Try it —
Please report every line in the material below where the word "Créer" is found.

Data to examine —
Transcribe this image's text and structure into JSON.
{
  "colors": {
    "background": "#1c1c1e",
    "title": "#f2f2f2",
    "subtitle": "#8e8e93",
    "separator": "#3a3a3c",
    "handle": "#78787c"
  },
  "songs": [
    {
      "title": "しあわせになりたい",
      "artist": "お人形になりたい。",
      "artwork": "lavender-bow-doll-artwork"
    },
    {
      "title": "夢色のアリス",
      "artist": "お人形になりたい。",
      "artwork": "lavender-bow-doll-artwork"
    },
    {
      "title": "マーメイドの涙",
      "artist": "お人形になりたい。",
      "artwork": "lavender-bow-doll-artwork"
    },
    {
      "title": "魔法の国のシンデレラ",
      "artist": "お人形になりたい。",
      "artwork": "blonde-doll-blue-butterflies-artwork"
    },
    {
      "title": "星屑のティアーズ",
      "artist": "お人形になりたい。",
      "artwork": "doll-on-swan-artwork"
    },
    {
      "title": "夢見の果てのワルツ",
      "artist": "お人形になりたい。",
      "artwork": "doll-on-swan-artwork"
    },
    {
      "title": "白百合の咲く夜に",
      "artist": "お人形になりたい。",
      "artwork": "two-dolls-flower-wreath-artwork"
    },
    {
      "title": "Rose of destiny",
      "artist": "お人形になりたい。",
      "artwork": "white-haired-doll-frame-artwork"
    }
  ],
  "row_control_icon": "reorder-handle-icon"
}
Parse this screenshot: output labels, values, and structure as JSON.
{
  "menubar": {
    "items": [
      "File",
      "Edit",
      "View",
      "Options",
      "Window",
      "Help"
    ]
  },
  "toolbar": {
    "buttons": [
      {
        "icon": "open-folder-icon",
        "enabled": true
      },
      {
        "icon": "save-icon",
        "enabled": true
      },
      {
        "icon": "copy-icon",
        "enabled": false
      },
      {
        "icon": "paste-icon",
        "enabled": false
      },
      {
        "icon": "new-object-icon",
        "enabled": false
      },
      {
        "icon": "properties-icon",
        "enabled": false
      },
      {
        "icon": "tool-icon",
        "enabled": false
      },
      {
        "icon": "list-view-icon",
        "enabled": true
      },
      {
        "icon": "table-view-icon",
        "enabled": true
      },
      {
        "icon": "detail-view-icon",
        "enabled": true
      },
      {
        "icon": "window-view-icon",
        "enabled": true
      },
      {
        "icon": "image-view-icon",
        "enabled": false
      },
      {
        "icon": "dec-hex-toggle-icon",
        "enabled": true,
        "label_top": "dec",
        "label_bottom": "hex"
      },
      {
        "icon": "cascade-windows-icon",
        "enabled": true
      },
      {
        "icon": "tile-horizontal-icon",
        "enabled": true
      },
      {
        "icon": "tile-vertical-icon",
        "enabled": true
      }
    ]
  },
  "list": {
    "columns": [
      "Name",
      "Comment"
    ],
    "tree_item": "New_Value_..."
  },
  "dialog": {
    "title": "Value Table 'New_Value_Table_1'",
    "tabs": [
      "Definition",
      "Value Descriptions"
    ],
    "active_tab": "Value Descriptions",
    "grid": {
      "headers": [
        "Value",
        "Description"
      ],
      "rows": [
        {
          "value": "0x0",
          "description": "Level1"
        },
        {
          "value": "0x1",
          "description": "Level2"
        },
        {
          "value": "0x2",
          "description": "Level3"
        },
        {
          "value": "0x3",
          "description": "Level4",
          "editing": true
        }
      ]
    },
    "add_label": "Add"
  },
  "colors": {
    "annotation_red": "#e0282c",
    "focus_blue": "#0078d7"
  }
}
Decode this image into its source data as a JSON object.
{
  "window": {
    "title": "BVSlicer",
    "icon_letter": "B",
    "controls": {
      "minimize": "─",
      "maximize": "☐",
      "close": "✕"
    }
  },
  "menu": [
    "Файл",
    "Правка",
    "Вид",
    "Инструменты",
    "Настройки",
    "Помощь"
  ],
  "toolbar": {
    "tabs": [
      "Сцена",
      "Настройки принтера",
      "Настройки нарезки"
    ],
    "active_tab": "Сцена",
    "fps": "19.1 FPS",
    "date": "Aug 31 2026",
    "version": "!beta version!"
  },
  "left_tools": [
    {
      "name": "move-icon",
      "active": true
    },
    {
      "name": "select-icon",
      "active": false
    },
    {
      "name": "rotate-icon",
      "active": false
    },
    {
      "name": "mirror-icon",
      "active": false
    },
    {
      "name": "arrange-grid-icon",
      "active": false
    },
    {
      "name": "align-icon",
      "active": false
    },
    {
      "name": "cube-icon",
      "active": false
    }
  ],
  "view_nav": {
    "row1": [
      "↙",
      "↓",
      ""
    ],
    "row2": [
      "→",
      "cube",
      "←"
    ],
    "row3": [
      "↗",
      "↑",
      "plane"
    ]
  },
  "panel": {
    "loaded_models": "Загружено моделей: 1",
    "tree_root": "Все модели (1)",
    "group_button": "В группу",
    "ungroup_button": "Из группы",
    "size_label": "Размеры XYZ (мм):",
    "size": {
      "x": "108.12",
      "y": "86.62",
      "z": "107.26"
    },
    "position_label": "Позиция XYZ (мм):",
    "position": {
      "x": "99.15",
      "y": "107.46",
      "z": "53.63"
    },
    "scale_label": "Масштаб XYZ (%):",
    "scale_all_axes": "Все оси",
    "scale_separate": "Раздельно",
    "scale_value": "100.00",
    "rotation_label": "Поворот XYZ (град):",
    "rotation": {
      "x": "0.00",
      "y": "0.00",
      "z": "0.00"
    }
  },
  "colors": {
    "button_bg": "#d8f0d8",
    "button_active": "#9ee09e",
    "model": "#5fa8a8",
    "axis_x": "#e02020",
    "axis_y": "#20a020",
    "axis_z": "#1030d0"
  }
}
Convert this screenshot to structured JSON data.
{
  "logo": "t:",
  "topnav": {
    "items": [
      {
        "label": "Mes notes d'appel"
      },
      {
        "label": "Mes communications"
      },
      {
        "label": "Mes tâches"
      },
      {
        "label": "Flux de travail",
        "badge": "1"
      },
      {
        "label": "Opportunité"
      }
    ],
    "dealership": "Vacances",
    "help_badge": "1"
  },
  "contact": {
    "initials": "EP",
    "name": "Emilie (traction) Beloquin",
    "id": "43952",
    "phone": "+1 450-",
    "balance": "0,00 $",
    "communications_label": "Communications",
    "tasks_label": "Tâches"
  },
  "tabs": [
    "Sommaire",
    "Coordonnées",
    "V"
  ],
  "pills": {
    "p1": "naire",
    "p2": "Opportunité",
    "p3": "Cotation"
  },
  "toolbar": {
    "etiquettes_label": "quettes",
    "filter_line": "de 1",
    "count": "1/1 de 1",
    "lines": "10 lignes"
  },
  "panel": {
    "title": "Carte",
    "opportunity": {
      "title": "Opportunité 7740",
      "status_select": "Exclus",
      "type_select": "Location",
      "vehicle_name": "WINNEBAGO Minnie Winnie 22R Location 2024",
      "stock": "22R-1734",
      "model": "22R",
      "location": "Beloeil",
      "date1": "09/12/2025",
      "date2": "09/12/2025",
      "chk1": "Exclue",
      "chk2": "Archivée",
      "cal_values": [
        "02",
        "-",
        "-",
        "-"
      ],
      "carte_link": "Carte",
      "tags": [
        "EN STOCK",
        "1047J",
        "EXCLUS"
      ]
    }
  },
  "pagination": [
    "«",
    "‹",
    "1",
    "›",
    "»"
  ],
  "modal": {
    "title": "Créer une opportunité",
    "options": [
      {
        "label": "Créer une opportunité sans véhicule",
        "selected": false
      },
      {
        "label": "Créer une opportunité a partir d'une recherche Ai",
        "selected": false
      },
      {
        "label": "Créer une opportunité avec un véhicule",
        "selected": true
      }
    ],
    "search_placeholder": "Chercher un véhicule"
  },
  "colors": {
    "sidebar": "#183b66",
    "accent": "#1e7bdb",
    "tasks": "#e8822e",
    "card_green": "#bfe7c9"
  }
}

Output —
    "title": "Créer une opportunité",
        "label": "Créer une opportunité sans véhicule",
        "label": "Créer une opportunité a partir d'une recherche Ai",
        "label": "Créer une opportunité avec un véhicule",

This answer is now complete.